Singapore Launches PayNow To Reduce Cash, Checks

Singapore is launching a payments platform in an attempt to reduce the use of cash and checks as the country moves towards a digital economy.

Checks will no longer be used in the country by 2025, while ATM cash withdrawals will fall significantly, Education Minister Ong Ye Kung, a member of the Monetary Authority of Singapore board, said in a speech this week at the annual Association of Banks dinner, according to Bloomberg.

To make the transition to a digital economy easier, PayNow will become available for companies starting August 13.

There are currently more than 1.4 million PayNow registrations, and almost $900 million has been transferred via PayNow since its launch last year. Both local and international firms including DBS Group Holding and Grab are now offering digital payment options to residents and tourists in the region.

“The aim is not to force a cashless society, but to enable everyone to enjoy the convenience and efficiency of e-payments — simple, swift, safe and seamless,” explained Ong. “When the level of convenience and confidence crosses a critical tipping point, adoption will rise across our population within a short time and become pervasive.”

Both check usage and ATM withdrawals are already on the decline in the country, Ong revealed. The use of checks as a form of payment was at about 28 percent in 2017, down from 37 percent in 2015. And Org believe that may come down to 15 percent in 2020.

“Sweden has done it. We can too,” Ong said.
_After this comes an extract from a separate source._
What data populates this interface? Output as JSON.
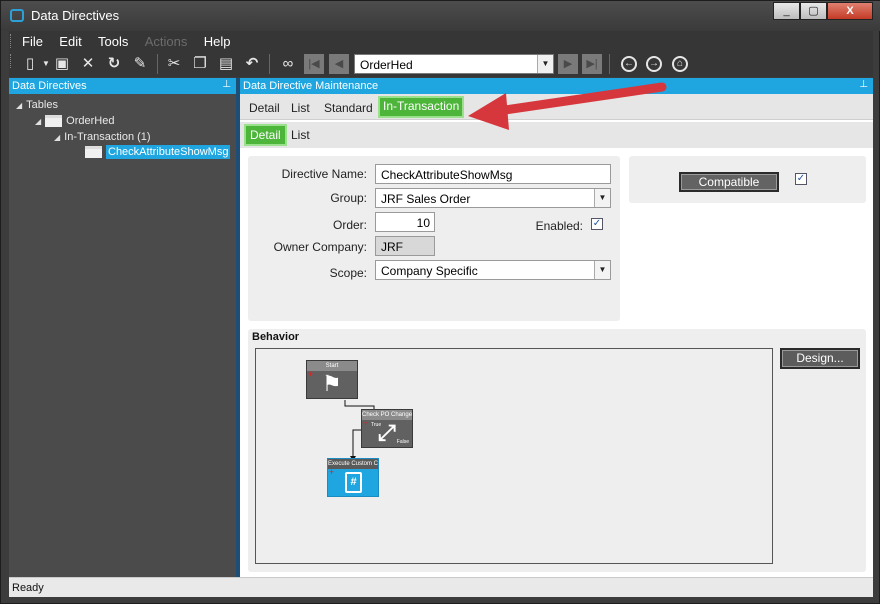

Sweden is swiftly moving towards becoming a completely cashless society, with four out of five purchases in the country made electronically as far back as 2014.

In Singapore, corporate clients of seven banks will soon be able to transfer funds via PayNow, including DBS, Oversea-Chinese Banking, United Overseas Bank, Standard Chartered, HSBC Holdings, Malayan Banking, and Citigroup.

Ong pointed out that although Singapore is encouraging competition among digital payment service providers, it will also take steps to make sure the systems can operate together under a plan called SG QR, which is being implemented later this year.